* _WHAT THE EXERCISE ASKS_
Report only the number of lines that contain the string "this" in the records below.

*-*-*

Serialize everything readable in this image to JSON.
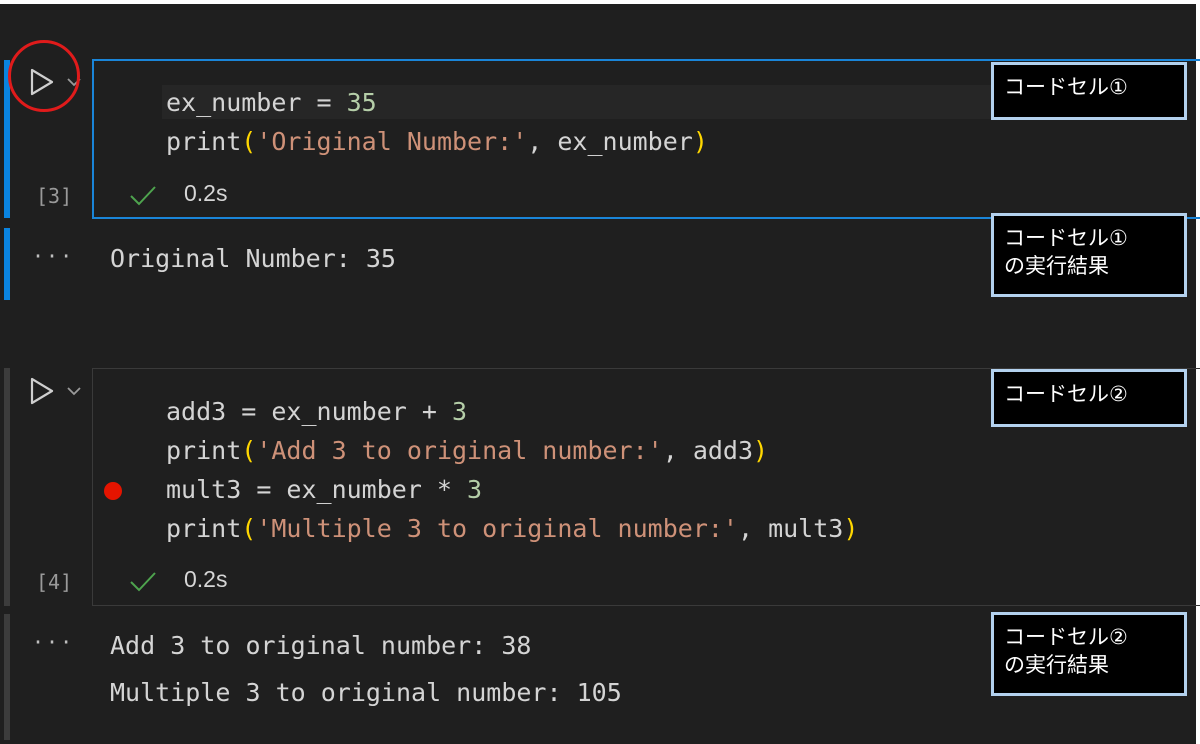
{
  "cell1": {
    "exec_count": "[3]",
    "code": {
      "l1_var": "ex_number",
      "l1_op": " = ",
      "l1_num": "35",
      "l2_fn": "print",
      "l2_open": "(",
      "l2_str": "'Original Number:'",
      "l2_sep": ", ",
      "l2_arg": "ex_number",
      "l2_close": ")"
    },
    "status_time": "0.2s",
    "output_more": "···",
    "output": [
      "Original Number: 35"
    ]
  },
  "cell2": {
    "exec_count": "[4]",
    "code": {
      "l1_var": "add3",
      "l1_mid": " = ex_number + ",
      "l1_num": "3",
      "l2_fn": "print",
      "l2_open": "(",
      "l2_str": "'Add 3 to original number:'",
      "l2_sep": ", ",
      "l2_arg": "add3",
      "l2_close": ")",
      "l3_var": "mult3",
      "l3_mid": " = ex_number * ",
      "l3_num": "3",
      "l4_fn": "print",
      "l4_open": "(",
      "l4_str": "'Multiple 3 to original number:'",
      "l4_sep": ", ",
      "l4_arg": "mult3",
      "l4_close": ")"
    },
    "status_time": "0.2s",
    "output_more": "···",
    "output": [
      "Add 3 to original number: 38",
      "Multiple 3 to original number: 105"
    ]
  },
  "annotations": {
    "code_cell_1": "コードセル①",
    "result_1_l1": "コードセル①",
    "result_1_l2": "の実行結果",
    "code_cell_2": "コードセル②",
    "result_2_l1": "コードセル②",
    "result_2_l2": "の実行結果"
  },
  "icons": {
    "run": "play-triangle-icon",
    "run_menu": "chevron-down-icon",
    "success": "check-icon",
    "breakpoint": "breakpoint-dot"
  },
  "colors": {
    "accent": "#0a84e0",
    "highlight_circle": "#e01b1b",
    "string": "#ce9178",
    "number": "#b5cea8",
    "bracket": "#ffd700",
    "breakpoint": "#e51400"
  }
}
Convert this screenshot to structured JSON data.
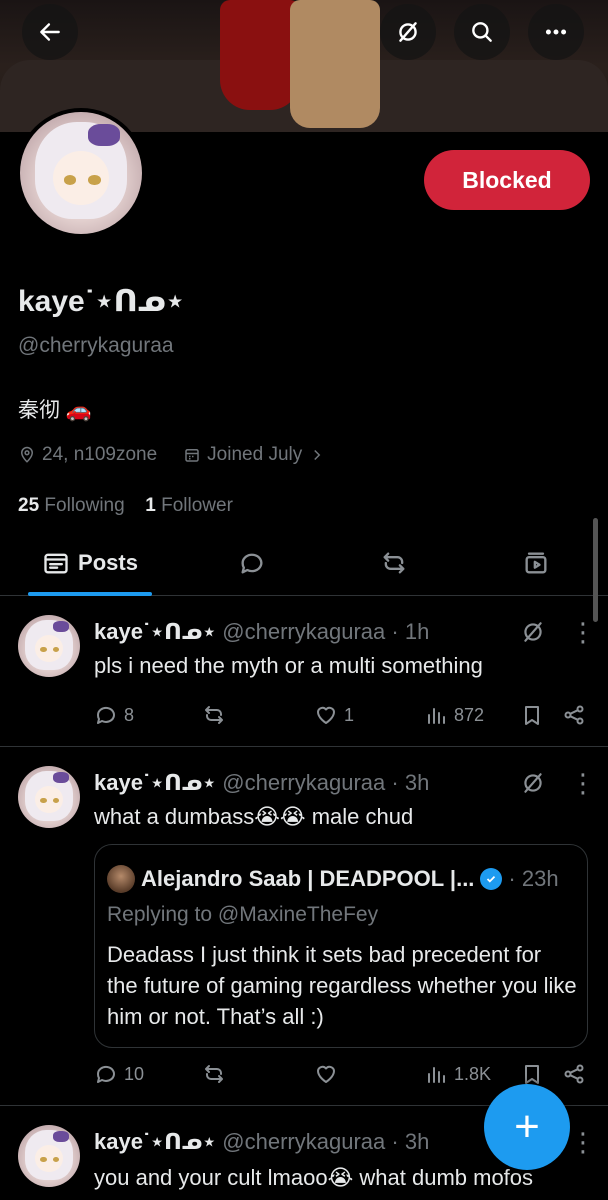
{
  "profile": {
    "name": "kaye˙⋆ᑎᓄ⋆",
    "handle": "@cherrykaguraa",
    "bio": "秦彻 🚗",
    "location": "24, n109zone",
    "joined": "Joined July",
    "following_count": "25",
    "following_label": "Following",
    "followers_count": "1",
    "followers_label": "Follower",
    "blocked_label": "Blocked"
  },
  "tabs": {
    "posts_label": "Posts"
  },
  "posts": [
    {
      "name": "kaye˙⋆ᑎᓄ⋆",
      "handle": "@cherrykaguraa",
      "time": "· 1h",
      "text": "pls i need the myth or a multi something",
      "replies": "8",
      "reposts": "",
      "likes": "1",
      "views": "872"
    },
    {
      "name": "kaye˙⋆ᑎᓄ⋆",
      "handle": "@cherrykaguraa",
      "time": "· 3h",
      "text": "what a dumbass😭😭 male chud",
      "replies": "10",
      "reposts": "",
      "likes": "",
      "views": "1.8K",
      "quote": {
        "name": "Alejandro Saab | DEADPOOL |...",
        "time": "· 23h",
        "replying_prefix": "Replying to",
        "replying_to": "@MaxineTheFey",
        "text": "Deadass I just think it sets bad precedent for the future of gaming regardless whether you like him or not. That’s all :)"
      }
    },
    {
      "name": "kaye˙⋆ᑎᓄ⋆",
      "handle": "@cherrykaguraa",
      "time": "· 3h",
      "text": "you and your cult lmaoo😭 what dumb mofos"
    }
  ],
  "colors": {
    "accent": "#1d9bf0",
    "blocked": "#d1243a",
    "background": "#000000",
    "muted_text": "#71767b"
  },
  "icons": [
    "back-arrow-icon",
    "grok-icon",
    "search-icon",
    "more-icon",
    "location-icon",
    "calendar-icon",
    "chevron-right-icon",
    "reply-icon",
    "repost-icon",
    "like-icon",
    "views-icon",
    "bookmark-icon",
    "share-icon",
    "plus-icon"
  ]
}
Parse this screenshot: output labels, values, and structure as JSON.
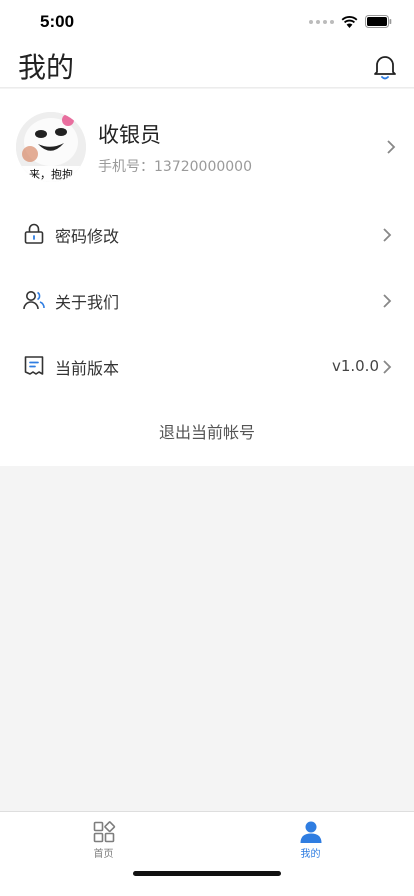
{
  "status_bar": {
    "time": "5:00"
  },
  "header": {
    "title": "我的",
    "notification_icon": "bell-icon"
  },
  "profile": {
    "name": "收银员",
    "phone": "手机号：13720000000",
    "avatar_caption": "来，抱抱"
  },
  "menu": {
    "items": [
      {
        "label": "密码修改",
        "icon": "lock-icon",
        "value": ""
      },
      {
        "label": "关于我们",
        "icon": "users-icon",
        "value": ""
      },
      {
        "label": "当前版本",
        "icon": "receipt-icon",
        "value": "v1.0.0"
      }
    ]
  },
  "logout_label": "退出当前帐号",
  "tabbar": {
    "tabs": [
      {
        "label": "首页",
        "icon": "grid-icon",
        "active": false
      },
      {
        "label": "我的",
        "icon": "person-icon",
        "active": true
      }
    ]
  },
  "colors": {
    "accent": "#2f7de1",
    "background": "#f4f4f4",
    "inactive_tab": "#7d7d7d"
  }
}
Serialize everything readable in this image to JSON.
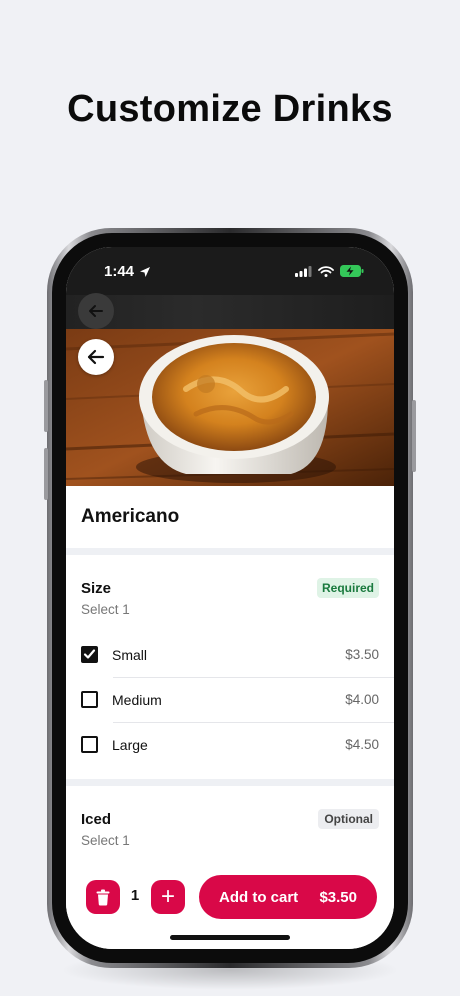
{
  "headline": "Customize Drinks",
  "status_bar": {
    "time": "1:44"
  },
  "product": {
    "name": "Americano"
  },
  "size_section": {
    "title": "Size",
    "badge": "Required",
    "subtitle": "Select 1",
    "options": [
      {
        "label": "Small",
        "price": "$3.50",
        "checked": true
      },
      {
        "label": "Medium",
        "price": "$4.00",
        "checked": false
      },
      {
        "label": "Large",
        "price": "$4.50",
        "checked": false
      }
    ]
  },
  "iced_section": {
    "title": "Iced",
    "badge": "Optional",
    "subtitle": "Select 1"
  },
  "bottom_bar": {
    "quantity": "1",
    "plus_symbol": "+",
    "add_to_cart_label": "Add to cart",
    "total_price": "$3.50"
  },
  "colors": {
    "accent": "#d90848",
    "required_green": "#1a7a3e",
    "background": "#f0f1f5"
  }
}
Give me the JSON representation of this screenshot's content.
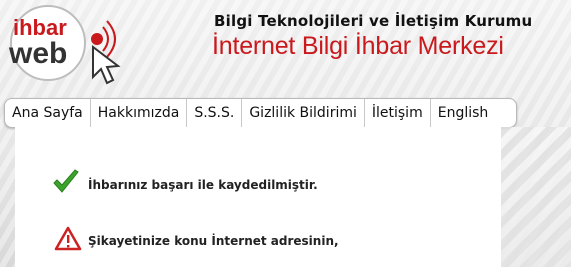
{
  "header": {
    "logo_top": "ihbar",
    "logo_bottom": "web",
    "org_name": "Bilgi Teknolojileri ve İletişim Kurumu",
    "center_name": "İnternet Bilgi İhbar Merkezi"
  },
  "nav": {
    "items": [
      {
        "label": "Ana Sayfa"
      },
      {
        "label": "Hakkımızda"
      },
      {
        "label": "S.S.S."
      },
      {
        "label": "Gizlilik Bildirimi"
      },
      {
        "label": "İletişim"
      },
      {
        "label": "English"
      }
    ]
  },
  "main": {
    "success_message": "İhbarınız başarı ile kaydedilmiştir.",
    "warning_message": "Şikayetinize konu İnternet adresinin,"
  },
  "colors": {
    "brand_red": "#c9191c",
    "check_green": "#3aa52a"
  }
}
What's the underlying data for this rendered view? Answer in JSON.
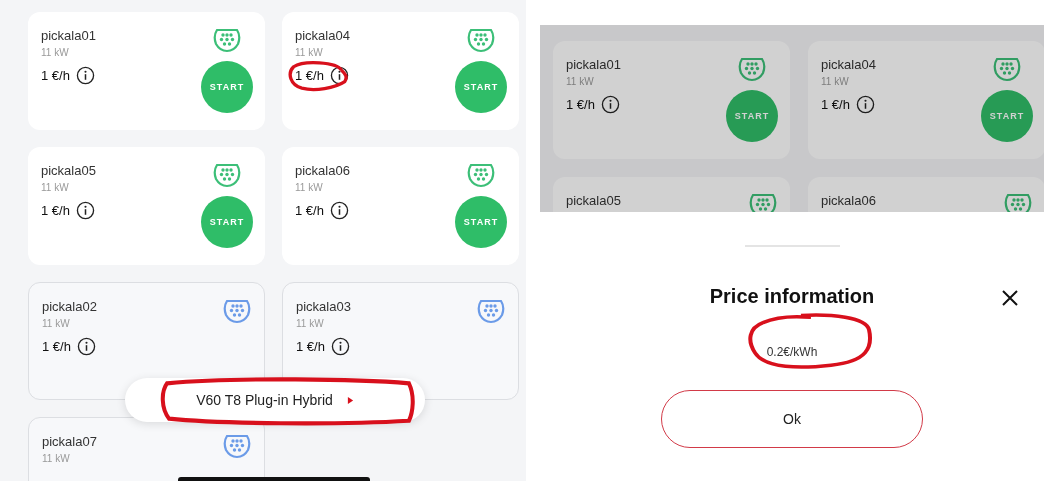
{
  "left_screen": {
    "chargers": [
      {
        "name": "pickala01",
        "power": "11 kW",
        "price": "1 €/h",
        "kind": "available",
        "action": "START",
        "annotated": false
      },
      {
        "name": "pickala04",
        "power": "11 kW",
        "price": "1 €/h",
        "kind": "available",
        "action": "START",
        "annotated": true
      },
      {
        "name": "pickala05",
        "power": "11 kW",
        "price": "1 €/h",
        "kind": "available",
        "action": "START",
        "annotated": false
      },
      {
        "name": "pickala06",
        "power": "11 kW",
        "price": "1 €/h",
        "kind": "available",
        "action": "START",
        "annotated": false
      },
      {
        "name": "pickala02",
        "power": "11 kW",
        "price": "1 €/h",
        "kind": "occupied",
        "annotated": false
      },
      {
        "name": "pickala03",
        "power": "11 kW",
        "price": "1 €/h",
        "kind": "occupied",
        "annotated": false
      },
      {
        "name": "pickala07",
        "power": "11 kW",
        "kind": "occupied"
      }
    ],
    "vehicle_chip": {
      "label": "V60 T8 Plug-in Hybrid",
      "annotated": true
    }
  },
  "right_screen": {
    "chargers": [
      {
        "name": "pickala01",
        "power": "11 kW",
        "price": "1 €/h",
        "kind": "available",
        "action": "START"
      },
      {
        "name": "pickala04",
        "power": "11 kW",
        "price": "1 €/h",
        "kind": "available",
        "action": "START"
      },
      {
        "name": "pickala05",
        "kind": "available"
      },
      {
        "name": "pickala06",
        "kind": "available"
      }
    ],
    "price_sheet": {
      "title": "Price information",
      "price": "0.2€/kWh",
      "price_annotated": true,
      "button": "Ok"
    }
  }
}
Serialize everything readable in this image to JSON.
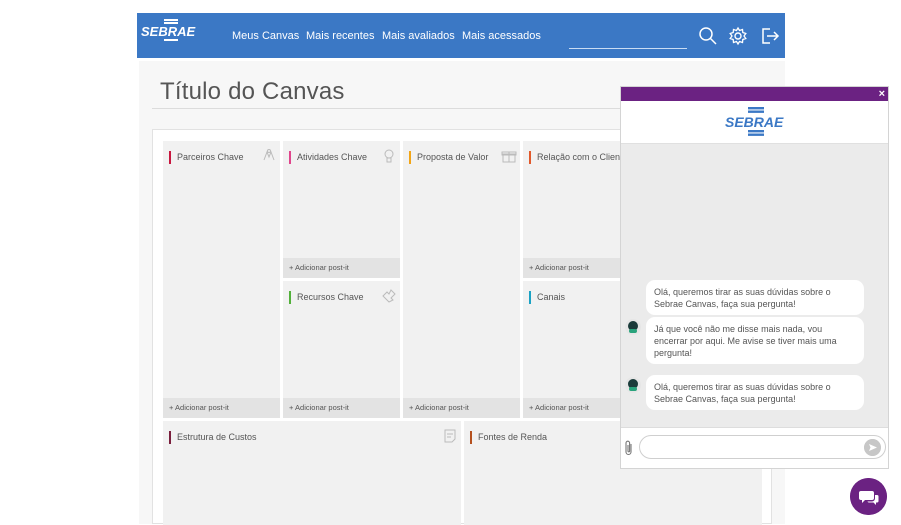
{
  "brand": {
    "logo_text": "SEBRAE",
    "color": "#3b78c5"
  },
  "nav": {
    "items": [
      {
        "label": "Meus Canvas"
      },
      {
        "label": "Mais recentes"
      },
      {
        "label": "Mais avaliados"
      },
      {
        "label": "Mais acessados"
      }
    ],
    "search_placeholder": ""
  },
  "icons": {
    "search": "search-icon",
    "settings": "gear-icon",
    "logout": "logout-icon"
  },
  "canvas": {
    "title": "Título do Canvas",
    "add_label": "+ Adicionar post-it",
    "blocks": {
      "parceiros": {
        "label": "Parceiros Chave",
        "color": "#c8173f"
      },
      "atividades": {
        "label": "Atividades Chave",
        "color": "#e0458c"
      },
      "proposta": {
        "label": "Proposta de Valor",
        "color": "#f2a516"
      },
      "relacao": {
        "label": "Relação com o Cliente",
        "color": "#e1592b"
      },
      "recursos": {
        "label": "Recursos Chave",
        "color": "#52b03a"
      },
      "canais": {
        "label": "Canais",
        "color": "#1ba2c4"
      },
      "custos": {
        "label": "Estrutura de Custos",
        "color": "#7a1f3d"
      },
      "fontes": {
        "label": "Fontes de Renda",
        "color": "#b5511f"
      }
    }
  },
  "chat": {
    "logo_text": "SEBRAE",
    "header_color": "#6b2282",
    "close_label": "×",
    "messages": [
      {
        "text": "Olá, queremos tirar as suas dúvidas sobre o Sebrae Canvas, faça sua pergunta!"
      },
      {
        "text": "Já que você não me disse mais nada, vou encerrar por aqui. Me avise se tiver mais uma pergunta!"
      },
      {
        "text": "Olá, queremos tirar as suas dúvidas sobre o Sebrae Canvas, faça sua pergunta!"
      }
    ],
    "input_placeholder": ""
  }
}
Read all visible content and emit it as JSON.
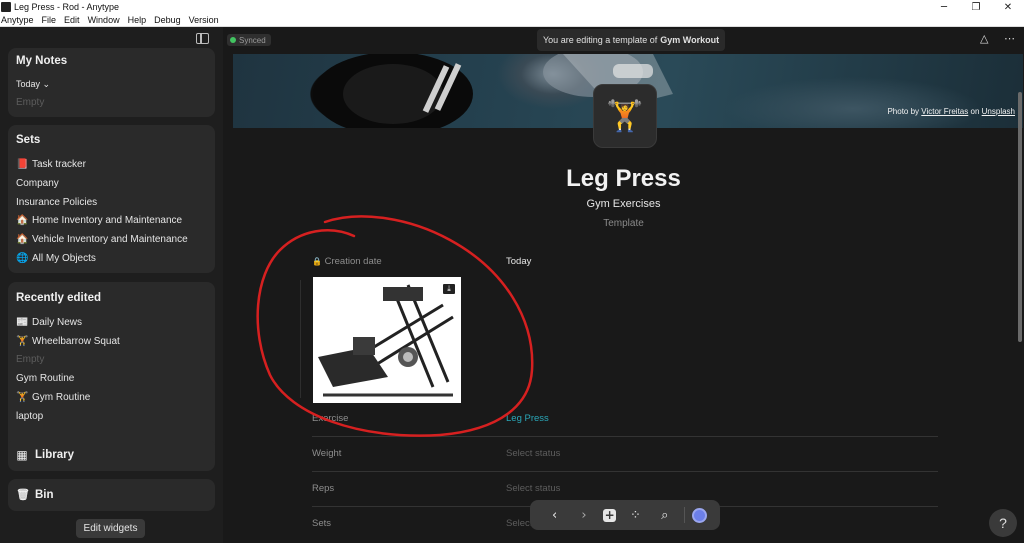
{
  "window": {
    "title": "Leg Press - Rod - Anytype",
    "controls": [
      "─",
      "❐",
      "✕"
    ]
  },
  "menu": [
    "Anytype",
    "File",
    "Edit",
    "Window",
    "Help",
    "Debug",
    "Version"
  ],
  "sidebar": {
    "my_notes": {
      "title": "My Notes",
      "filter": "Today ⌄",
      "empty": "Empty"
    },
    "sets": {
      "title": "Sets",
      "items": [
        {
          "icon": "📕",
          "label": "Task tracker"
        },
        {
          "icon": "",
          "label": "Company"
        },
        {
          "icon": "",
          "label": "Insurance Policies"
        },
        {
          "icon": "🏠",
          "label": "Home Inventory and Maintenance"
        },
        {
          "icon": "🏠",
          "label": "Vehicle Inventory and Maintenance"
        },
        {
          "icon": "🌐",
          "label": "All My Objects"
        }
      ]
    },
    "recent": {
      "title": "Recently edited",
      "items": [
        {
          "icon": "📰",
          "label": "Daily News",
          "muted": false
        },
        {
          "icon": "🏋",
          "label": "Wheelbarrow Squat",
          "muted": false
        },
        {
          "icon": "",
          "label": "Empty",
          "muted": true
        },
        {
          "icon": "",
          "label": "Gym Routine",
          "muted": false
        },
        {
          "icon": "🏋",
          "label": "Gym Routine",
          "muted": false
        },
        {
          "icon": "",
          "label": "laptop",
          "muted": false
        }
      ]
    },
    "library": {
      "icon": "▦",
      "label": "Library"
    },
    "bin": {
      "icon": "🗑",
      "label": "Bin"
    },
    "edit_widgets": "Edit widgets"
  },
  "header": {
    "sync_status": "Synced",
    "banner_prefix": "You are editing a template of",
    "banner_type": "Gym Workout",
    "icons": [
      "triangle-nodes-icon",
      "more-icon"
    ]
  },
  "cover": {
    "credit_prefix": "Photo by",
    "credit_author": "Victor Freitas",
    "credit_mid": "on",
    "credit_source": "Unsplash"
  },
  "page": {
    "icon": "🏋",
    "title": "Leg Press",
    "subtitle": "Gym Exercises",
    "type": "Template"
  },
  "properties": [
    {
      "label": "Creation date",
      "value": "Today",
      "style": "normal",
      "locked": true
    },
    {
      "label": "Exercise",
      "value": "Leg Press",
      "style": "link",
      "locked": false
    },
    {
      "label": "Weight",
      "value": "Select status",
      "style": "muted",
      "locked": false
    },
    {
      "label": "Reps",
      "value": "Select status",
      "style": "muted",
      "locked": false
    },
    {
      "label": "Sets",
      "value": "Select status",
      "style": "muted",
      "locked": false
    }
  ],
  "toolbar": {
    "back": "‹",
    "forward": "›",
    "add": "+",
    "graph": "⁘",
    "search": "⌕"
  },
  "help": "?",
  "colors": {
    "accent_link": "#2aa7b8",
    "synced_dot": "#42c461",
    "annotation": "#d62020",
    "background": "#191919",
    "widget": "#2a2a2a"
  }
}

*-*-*

* _RESULT BELOW_
7